* WHAT YOU SHOULD DO: Look below for the line containing "What's the underlying", then write out that line and every line after it to the end, exactly, minus the pictures.
══ DATA FOR THE TASK
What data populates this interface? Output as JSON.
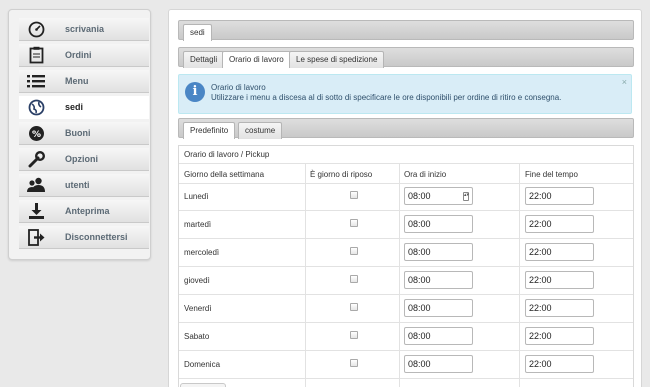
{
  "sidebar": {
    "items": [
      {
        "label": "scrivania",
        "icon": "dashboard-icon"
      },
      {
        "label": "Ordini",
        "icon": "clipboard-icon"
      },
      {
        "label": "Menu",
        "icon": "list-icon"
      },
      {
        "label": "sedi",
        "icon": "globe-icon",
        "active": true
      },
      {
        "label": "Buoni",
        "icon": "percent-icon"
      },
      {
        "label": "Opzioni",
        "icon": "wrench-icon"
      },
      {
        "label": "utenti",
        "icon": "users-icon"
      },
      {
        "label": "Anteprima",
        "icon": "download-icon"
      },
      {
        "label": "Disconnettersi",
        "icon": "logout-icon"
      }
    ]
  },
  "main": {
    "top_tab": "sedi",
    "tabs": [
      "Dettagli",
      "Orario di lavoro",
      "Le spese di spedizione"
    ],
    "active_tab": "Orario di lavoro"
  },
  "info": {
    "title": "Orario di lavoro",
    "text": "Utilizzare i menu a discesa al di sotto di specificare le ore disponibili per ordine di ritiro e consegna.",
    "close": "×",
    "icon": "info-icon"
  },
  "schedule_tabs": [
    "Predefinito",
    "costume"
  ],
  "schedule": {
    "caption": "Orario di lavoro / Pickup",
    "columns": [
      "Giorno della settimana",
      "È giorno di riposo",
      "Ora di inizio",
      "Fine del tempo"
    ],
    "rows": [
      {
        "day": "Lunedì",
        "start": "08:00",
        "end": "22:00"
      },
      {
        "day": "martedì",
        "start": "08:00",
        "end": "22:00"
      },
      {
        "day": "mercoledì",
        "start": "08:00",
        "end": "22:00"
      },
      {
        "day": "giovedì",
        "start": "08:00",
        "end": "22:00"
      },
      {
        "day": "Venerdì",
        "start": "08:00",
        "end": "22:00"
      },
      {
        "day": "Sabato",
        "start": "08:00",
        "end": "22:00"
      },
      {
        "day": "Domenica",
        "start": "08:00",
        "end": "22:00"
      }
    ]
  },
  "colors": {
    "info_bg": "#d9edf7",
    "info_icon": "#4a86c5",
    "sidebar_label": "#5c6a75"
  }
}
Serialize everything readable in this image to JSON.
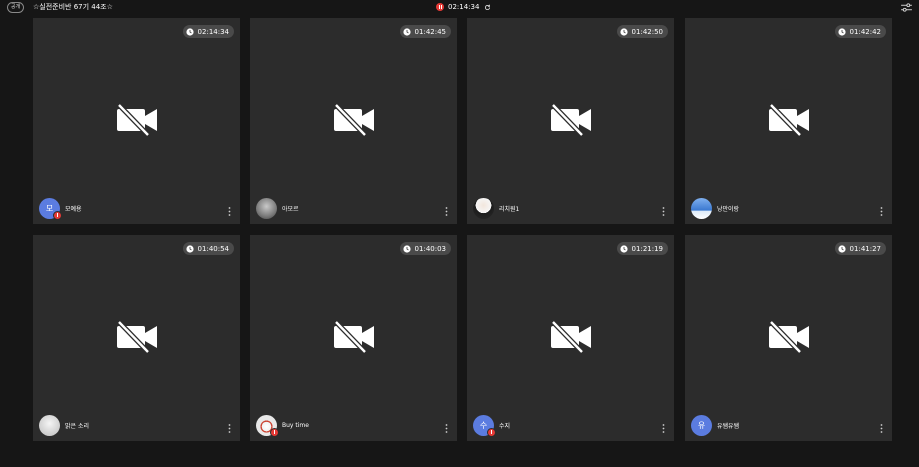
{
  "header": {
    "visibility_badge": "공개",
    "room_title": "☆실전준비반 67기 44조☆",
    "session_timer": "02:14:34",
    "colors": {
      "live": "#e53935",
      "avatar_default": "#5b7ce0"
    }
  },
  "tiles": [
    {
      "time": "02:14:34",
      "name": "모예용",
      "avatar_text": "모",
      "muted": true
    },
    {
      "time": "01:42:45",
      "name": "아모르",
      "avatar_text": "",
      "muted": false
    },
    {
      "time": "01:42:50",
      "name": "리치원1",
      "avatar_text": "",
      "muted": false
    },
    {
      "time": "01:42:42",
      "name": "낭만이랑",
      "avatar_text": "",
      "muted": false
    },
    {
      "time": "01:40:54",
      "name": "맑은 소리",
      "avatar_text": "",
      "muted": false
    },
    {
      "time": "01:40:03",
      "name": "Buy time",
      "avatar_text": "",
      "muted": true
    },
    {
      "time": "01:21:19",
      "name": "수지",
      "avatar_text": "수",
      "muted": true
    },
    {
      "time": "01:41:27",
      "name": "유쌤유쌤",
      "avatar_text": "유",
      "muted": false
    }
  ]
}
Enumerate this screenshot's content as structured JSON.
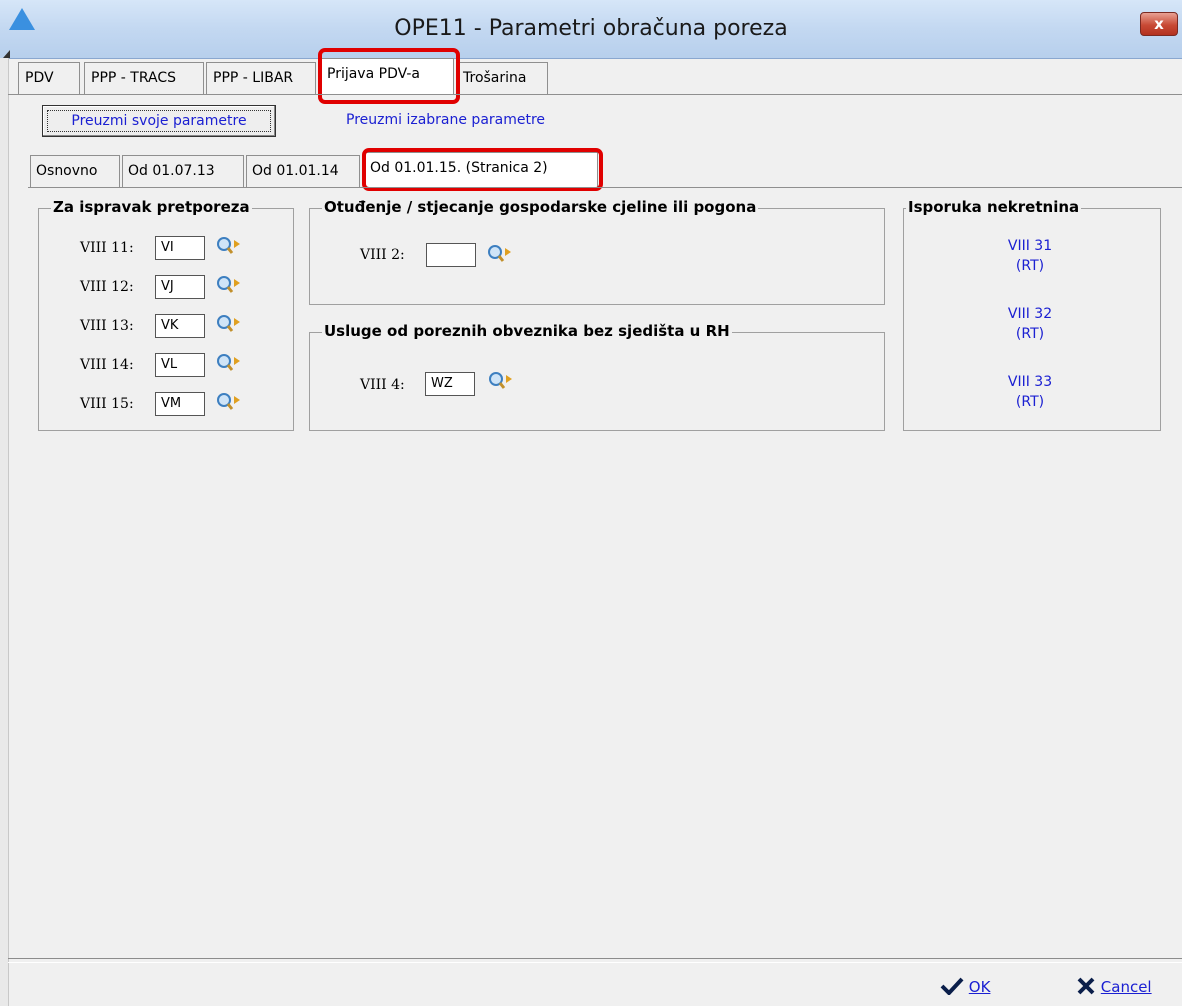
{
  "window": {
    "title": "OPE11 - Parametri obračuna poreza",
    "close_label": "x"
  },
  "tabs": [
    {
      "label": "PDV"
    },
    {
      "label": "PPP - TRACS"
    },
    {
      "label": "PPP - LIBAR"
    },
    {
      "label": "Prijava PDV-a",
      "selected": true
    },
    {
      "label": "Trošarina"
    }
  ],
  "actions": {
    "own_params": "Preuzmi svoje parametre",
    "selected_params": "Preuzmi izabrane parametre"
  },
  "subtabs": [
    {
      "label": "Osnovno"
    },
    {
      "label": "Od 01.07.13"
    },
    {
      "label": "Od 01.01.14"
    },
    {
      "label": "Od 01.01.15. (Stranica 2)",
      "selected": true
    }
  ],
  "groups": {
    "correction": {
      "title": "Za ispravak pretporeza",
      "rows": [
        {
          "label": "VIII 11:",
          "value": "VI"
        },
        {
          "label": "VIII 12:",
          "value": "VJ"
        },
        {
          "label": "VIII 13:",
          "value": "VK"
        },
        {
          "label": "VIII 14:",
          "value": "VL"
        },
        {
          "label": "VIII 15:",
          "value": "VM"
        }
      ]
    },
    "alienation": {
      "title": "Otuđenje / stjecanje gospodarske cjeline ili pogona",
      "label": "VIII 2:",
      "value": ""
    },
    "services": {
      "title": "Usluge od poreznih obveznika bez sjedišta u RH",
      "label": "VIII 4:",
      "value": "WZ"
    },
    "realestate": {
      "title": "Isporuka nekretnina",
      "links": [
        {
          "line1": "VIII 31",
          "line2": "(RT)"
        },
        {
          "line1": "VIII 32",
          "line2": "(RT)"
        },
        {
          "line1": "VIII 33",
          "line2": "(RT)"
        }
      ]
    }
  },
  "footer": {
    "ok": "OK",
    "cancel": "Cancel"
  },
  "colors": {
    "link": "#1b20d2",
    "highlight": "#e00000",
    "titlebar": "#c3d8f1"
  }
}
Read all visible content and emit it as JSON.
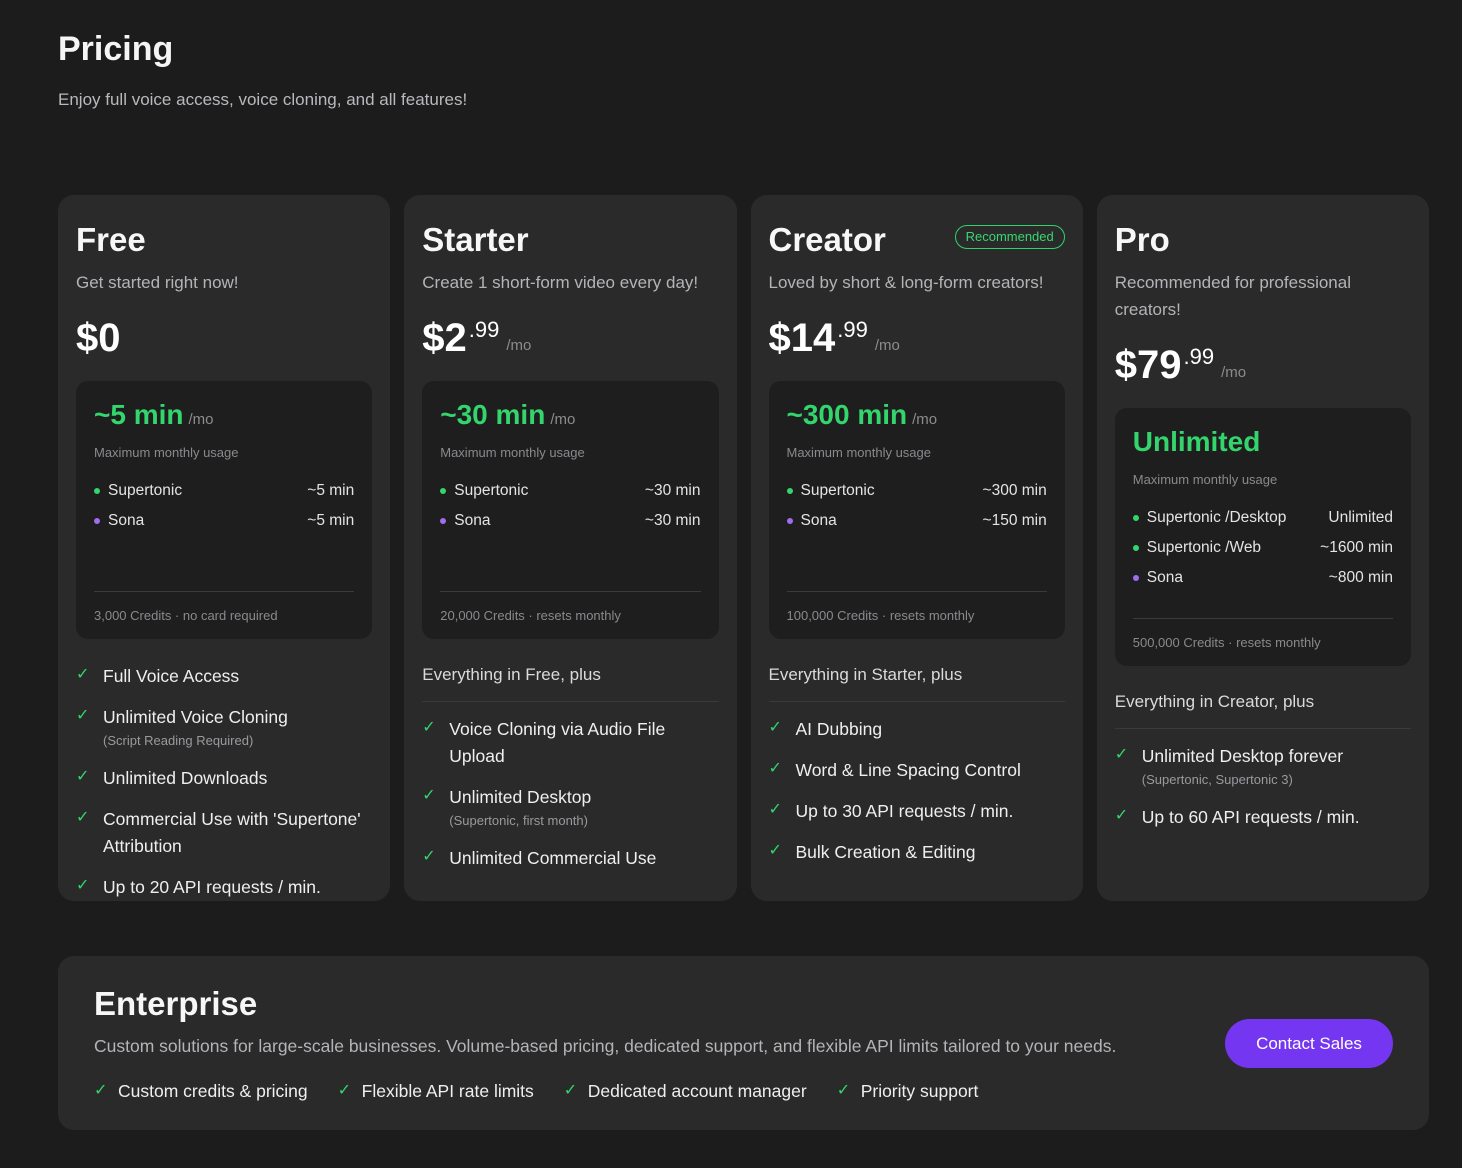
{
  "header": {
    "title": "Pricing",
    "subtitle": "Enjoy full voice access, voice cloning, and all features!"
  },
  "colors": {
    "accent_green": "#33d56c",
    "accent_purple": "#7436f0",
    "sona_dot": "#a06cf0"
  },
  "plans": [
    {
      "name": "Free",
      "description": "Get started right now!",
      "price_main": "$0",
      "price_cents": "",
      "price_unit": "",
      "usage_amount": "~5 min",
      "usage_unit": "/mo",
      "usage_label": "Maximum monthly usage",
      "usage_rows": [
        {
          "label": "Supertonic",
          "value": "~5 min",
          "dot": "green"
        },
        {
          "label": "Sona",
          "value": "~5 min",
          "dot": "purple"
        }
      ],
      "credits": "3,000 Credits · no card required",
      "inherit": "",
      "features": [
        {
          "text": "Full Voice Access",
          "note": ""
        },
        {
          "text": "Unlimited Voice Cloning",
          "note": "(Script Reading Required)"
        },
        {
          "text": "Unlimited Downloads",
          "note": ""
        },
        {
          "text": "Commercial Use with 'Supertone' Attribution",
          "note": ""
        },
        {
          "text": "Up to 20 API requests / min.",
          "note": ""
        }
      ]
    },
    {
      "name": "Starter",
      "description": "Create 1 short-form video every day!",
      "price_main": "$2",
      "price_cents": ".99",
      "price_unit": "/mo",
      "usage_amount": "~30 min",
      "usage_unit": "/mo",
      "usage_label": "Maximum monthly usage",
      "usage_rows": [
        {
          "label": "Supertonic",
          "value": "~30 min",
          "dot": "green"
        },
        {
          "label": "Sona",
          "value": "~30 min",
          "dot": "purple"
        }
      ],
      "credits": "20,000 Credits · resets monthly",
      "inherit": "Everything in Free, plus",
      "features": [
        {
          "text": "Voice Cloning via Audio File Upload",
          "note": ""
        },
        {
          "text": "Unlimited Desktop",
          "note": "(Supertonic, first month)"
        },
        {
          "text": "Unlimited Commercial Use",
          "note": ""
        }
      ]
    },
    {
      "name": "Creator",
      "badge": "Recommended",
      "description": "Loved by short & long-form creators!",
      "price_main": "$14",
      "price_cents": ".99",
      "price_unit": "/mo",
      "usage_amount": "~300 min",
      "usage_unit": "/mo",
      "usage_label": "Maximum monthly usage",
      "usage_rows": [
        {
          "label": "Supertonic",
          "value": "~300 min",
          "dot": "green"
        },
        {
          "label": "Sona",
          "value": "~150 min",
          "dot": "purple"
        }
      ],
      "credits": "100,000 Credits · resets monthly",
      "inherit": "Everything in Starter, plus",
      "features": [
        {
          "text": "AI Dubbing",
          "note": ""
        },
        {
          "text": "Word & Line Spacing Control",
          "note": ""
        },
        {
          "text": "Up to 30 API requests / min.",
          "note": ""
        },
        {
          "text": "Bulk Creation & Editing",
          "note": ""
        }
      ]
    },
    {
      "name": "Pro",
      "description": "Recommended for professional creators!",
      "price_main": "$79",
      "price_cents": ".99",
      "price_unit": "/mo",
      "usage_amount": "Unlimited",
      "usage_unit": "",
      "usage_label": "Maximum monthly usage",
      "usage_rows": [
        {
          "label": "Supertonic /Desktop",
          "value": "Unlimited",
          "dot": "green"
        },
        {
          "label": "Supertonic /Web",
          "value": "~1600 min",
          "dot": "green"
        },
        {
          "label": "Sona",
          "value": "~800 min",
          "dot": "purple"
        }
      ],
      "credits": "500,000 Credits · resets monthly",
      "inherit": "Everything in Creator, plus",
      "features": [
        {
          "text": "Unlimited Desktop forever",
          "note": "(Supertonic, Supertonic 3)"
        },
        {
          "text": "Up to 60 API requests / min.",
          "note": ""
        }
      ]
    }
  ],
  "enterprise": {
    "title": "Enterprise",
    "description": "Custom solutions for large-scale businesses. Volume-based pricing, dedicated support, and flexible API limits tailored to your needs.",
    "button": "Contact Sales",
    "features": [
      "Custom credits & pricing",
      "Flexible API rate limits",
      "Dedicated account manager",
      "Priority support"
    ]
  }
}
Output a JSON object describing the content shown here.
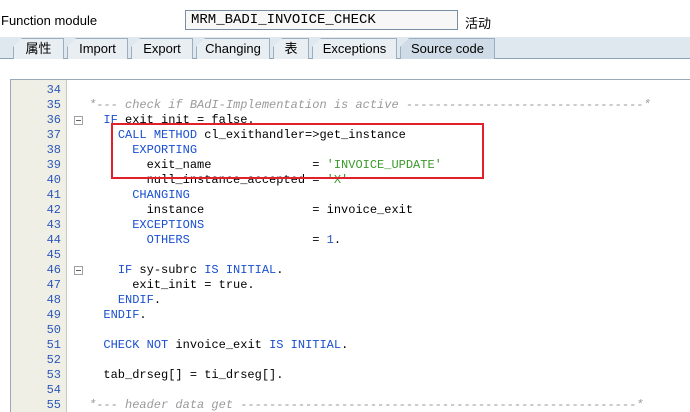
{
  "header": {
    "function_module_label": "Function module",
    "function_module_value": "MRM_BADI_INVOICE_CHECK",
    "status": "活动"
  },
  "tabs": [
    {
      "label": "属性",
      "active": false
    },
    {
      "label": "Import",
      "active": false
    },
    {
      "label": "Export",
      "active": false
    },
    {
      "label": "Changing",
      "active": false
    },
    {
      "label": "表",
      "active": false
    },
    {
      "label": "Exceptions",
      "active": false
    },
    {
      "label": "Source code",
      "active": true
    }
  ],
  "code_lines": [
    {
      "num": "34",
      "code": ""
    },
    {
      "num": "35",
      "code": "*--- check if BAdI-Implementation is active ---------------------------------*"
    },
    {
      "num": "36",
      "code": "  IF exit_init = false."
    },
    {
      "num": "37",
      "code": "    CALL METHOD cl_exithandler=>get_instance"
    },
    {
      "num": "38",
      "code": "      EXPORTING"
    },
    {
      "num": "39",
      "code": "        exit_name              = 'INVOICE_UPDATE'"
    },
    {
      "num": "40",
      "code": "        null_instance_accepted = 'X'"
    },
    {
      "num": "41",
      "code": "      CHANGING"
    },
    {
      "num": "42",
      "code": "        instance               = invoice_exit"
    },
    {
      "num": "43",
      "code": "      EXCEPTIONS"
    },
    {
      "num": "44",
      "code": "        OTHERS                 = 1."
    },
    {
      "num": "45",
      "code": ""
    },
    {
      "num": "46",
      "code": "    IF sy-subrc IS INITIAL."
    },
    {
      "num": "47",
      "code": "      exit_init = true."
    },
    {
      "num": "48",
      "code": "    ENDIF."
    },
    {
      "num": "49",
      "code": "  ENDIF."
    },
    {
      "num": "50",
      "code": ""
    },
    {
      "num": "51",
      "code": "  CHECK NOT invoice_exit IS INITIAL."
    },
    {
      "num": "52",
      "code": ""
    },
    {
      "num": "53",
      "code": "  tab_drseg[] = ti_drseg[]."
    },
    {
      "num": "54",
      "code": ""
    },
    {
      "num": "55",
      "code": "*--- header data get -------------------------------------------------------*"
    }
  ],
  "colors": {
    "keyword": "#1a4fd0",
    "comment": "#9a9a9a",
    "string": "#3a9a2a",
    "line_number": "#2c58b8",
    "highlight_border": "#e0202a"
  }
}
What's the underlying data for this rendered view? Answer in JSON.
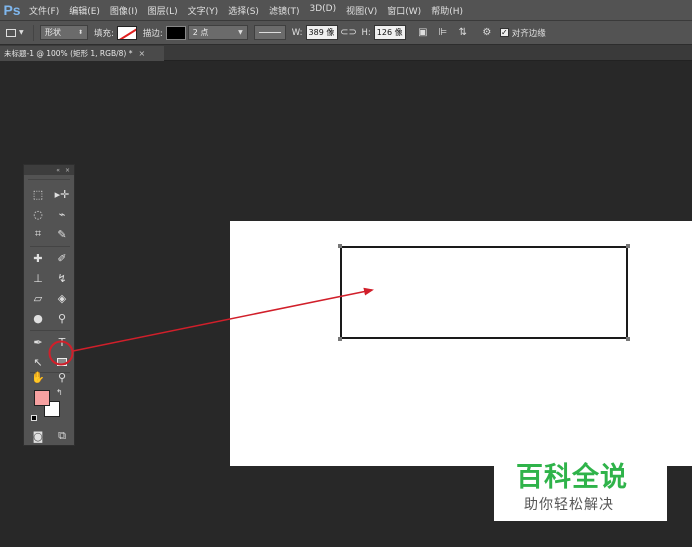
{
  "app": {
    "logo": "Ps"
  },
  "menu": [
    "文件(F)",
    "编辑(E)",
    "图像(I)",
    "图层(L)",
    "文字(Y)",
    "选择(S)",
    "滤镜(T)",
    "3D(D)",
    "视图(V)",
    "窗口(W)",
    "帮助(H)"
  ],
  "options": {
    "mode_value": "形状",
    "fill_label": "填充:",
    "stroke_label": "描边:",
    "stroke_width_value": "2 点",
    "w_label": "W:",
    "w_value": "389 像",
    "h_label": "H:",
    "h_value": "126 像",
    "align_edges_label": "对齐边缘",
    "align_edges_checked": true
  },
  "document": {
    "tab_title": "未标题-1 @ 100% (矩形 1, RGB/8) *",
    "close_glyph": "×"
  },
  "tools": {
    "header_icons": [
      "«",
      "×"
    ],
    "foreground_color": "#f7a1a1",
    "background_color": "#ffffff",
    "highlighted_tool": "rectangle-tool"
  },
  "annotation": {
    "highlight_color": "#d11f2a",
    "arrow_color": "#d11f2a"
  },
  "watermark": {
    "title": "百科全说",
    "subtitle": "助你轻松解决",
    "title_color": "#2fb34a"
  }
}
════
* ANSWER TO THE PROBLEM:
What's the underlying data for this rendered view? Answer in JSON.
{
  "app": {
    "logo": "Ps"
  },
  "menu": [
    "文件(F)",
    "编辑(E)",
    "图像(I)",
    "图层(L)",
    "文字(Y)",
    "选择(S)",
    "滤镜(T)",
    "3D(D)",
    "视图(V)",
    "窗口(W)",
    "帮助(H)"
  ],
  "options": {
    "mode_value": "形状",
    "fill_label": "填充:",
    "stroke_label": "描边:",
    "stroke_width_value": "2 点",
    "w_label": "W:",
    "w_value": "389 像",
    "h_label": "H:",
    "h_value": "126 像",
    "align_edges_label": "对齐边缘",
    "align_edges_checked": true
  },
  "document": {
    "tab_title": "未标题-1 @ 100% (矩形 1, RGB/8) *",
    "close_glyph": "×"
  },
  "tools": {
    "header_icons": [
      "«",
      "×"
    ],
    "foreground_color": "#f7a1a1",
    "background_color": "#ffffff",
    "highlighted_tool": "rectangle-tool"
  },
  "annotation": {
    "highlight_color": "#d11f2a",
    "arrow_color": "#d11f2a"
  },
  "watermark": {
    "title": "百科全说",
    "subtitle": "助你轻松解决",
    "title_color": "#2fb34a"
  }
}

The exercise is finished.